List each line of the data that holds the string "APRIL".

BEGIN

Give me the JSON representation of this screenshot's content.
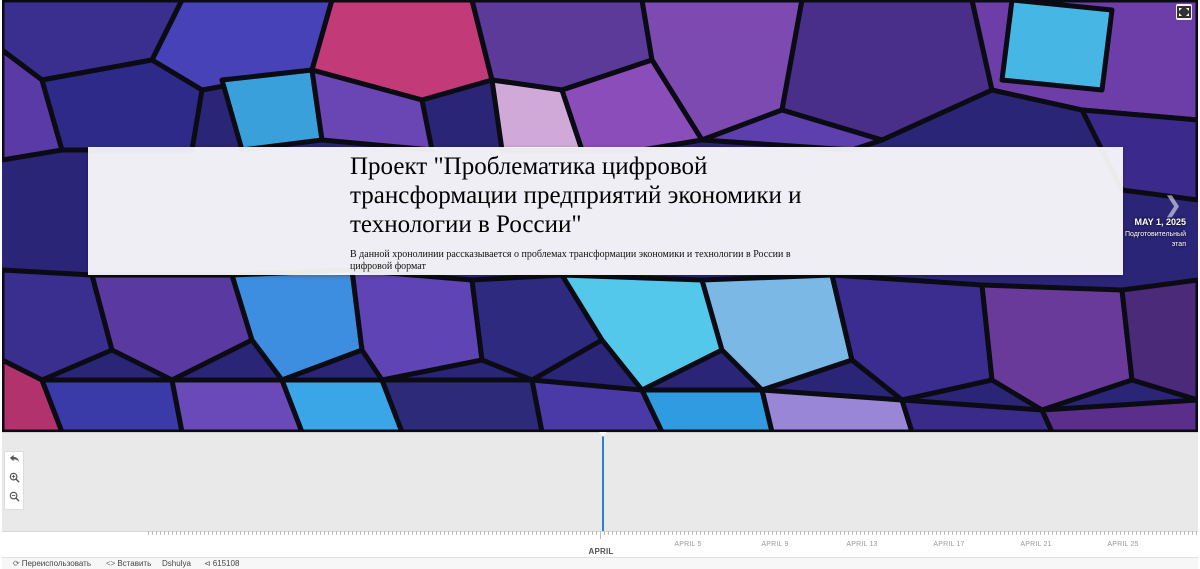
{
  "slide": {
    "title": "Проект \"Проблематика цифровой трансформации предприятий экономики и технологии в России\"",
    "description": "В данной хронолинии рассказывается о проблемах трансформации экономики и технологии в России в цифровой формат"
  },
  "next_event": {
    "date": "MAY 1, 2025",
    "caption": "Подготовительный этап"
  },
  "axis": {
    "major_label": "APRIL",
    "minor_labels": [
      "APRIL 5",
      "APRIL 9",
      "APRIL 13",
      "APRIL 17",
      "APRIL 21",
      "APRIL 25"
    ]
  },
  "footer": {
    "reuse_label": "Переиспользовать",
    "embed_label": "Вставить",
    "author": "Dshulya",
    "share_count": "615108"
  },
  "icons": {
    "fullscreen": "fullscreen-icon",
    "back": "back-arrow-icon",
    "zoom_in": "zoom-in-icon",
    "zoom_out": "zoom-out-icon",
    "next": "chevron-right-icon",
    "reuse": "refresh-icon",
    "embed": "code-icon",
    "share": "share-icon"
  },
  "colors": {
    "marker": "#2a7fd6",
    "timenav_bg": "#e9e9e9"
  }
}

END

**Reply to the exercise:**
    "major_label": "APRIL",
      "APRIL 5",
      "APRIL 9",
      "APRIL 13",
      "APRIL 17",
      "APRIL 21",
      "APRIL 25"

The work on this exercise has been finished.